**Given entries**
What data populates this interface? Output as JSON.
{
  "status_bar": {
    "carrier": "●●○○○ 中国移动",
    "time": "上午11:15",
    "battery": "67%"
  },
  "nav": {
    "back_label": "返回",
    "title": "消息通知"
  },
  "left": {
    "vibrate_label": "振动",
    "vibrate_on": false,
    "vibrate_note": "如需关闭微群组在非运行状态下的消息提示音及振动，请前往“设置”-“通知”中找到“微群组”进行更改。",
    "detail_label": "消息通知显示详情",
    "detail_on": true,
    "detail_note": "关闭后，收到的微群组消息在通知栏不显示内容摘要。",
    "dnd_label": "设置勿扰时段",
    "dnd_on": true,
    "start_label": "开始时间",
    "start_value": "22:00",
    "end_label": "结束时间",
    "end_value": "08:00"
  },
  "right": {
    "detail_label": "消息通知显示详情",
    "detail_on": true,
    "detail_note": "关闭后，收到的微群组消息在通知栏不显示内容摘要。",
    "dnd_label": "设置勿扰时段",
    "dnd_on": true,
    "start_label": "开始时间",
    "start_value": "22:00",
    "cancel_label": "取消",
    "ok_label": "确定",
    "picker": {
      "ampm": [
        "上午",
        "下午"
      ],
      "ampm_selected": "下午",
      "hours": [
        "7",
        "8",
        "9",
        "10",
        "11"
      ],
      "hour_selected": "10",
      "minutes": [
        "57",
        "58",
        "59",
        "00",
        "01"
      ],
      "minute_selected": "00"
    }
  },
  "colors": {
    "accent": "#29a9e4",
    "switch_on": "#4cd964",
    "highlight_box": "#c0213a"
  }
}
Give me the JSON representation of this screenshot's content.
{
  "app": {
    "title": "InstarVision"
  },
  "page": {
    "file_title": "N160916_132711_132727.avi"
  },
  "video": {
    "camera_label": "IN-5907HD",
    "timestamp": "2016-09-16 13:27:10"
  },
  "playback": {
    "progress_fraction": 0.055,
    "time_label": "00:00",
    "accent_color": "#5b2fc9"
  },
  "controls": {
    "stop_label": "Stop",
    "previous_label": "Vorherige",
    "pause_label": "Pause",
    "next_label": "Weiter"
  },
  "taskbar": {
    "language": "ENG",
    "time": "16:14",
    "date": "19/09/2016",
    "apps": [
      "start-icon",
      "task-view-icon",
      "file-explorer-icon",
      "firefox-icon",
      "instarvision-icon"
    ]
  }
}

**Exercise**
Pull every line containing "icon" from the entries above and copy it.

**Answer to the problem**
      "start-icon",
      "task-view-icon",
      "file-explorer-icon",
      "firefox-icon",
      "instarvision-icon"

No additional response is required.